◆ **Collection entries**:
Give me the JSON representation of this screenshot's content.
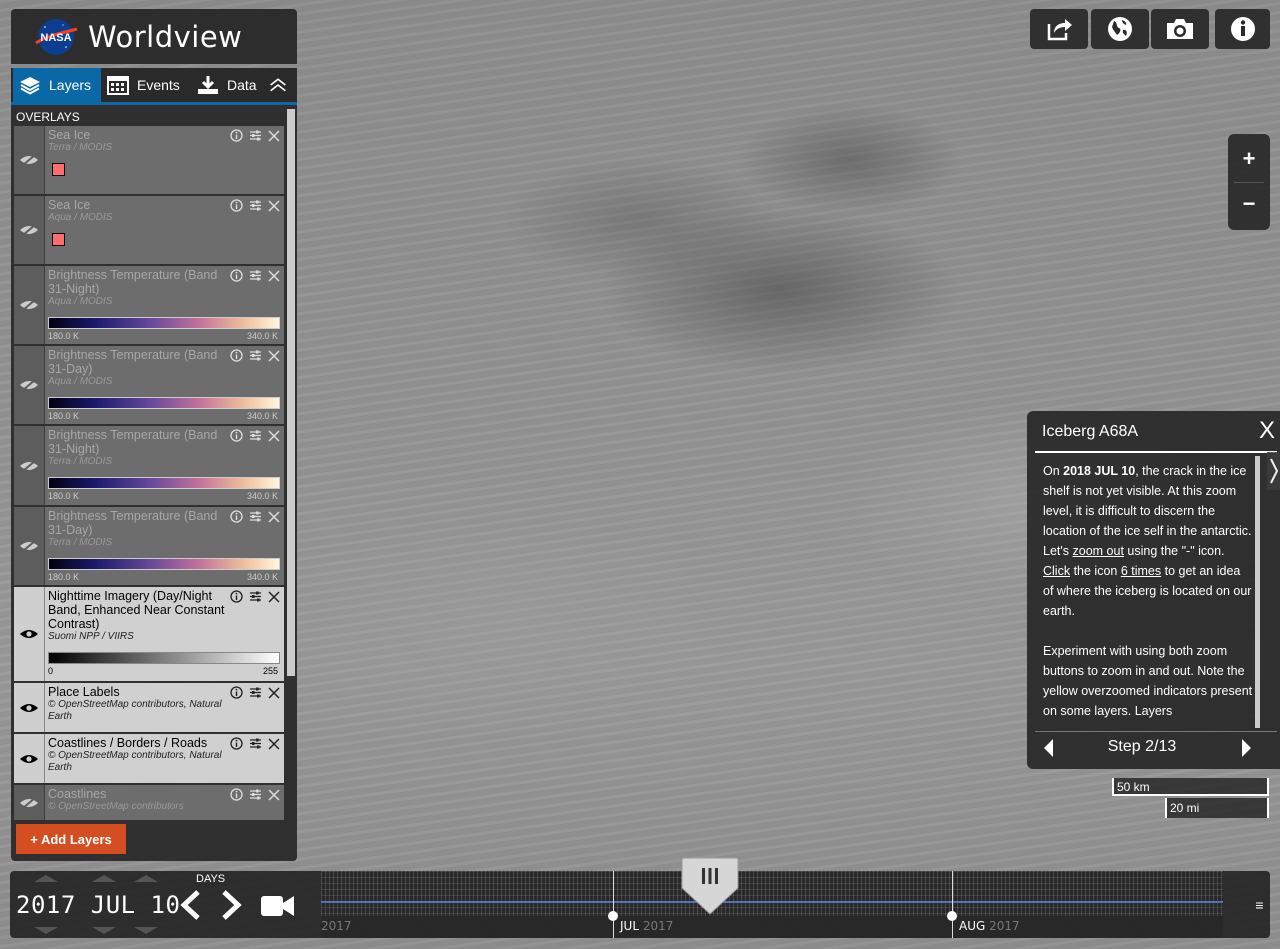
{
  "app": {
    "logo_text": "NASA",
    "title": "Worldview"
  },
  "tabs": [
    {
      "label": "Layers"
    },
    {
      "label": "Events"
    },
    {
      "label": "Data"
    }
  ],
  "overlays_heading": "OVERLAYS",
  "layers": [
    {
      "name": "Sea Ice",
      "source": "Terra / MODIS",
      "visible": false
    },
    {
      "name": "Sea Ice",
      "source": "Aqua / MODIS",
      "visible": false
    },
    {
      "name": "Brightness Temperature (Band 31-Night)",
      "source": "Aqua / MODIS",
      "visible": false,
      "range_min": "180.0 K",
      "range_max": "340.0 K"
    },
    {
      "name": "Brightness Temperature (Band 31-Day)",
      "source": "Aqua / MODIS",
      "visible": false,
      "range_min": "180.0 K",
      "range_max": "340.0 K"
    },
    {
      "name": "Brightness Temperature (Band 31-Night)",
      "source": "Terra / MODIS",
      "visible": false,
      "range_min": "180.0 K",
      "range_max": "340.0 K"
    },
    {
      "name": "Brightness Temperature (Band 31-Day)",
      "source": "Terra / MODIS",
      "visible": false,
      "range_min": "180.0 K",
      "range_max": "340.0 K"
    },
    {
      "name": "Nighttime Imagery (Day/Night Band, Enhanced Near Constant Contrast)",
      "source": "Suomi NPP / VIIRS",
      "visible": true,
      "range_min": "0",
      "range_max": "255"
    },
    {
      "name": "Place Labels",
      "source": "© OpenStreetMap contributors, Natural Earth",
      "visible": true
    },
    {
      "name": "Coastlines / Borders / Roads",
      "source": "© OpenStreetMap contributors, Natural Earth",
      "visible": true
    },
    {
      "name": "Coastlines",
      "source": "© OpenStreetMap contributors",
      "visible": false
    }
  ],
  "add_layers_label": "+ Add Layers",
  "toolbar": {
    "share_icon": "share-icon",
    "projection_icon": "globe-icon",
    "snapshot_icon": "camera-icon",
    "info_icon": "info-icon"
  },
  "zoom": {
    "in_label": "+",
    "out_label": "−"
  },
  "tour": {
    "title": "Iceberg A68A",
    "close": "X",
    "p1_pre": "On ",
    "p1_date": "2018 JUL 10",
    "p1_a": ", the crack in the ice shelf is not yet visible. At this zoom level, it is difficult to discern the location of the ice self in the antarctic. Let's ",
    "p1_link1": "zoom out",
    "p1_b": " using the \"-\" icon. ",
    "p1_link2": "Click",
    "p1_c": " the icon ",
    "p1_link3": "6 times",
    "p1_d": " to get an idea of where the iceberg is located on our earth.",
    "p2": "Experiment with using both zoom buttons to zoom in and out. Note the yellow overzoomed indicators present on some layers. Layers",
    "step": "Step 2/13"
  },
  "scale": {
    "km": "50 km",
    "mi": "20 mi"
  },
  "timeline": {
    "interval_label": "DAYS",
    "date": "2017 JUL 10",
    "axis_year_left": "2017",
    "months": [
      {
        "label": "JUL",
        "year": "2017"
      },
      {
        "label": "AUG",
        "year": "2017"
      }
    ],
    "menu_icon": "≡"
  },
  "colors": {
    "accent_blue": "#0a68a7",
    "add_button": "#d54e21",
    "swatch_red": "#ff6c6c"
  }
}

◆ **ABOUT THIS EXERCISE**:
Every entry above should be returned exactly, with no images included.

◆ **RESPONSE BELOW**:
Give me the JSON representation of this screenshot's content.
{
  "app": {
    "logo_text": "NASA",
    "title": "Worldview"
  },
  "tabs": [
    {
      "label": "Layers"
    },
    {
      "label": "Events"
    },
    {
      "label": "Data"
    }
  ],
  "overlays_heading": "OVERLAYS",
  "layers": [
    {
      "name": "Sea Ice",
      "source": "Terra / MODIS",
      "visible": false
    },
    {
      "name": "Sea Ice",
      "source": "Aqua / MODIS",
      "visible": false
    },
    {
      "name": "Brightness Temperature (Band 31-Night)",
      "source": "Aqua / MODIS",
      "visible": false,
      "range_min": "180.0 K",
      "range_max": "340.0 K"
    },
    {
      "name": "Brightness Temperature (Band 31-Day)",
      "source": "Aqua / MODIS",
      "visible": false,
      "range_min": "180.0 K",
      "range_max": "340.0 K"
    },
    {
      "name": "Brightness Temperature (Band 31-Night)",
      "source": "Terra / MODIS",
      "visible": false,
      "range_min": "180.0 K",
      "range_max": "340.0 K"
    },
    {
      "name": "Brightness Temperature (Band 31-Day)",
      "source": "Terra / MODIS",
      "visible": false,
      "range_min": "180.0 K",
      "range_max": "340.0 K"
    },
    {
      "name": "Nighttime Imagery (Day/Night Band, Enhanced Near Constant Contrast)",
      "source": "Suomi NPP / VIIRS",
      "visible": true,
      "range_min": "0",
      "range_max": "255"
    },
    {
      "name": "Place Labels",
      "source": "© OpenStreetMap contributors, Natural Earth",
      "visible": true
    },
    {
      "name": "Coastlines / Borders / Roads",
      "source": "© OpenStreetMap contributors, Natural Earth",
      "visible": true
    },
    {
      "name": "Coastlines",
      "source": "© OpenStreetMap contributors",
      "visible": false
    }
  ],
  "add_layers_label": "+ Add Layers",
  "toolbar": {
    "share_icon": "share-icon",
    "projection_icon": "globe-icon",
    "snapshot_icon": "camera-icon",
    "info_icon": "info-icon"
  },
  "zoom": {
    "in_label": "+",
    "out_label": "−"
  },
  "tour": {
    "title": "Iceberg A68A",
    "close": "X",
    "p1_pre": "On ",
    "p1_date": "2018 JUL 10",
    "p1_a": ", the crack in the ice shelf is not yet visible. At this zoom level, it is difficult to discern the location of the ice self in the antarctic. Let's ",
    "p1_link1": "zoom out",
    "p1_b": " using the \"-\" icon. ",
    "p1_link2": "Click",
    "p1_c": " the icon ",
    "p1_link3": "6 times",
    "p1_d": " to get an idea of where the iceberg is located on our earth.",
    "p2": "Experiment with using both zoom buttons to zoom in and out. Note the yellow overzoomed indicators present on some layers. Layers",
    "step": "Step 2/13"
  },
  "scale": {
    "km": "50 km",
    "mi": "20 mi"
  },
  "timeline": {
    "interval_label": "DAYS",
    "date": "2017 JUL 10",
    "axis_year_left": "2017",
    "months": [
      {
        "label": "JUL",
        "year": "2017"
      },
      {
        "label": "AUG",
        "year": "2017"
      }
    ],
    "menu_icon": "≡"
  },
  "colors": {
    "accent_blue": "#0a68a7",
    "add_button": "#d54e21",
    "swatch_red": "#ff6c6c"
  }
}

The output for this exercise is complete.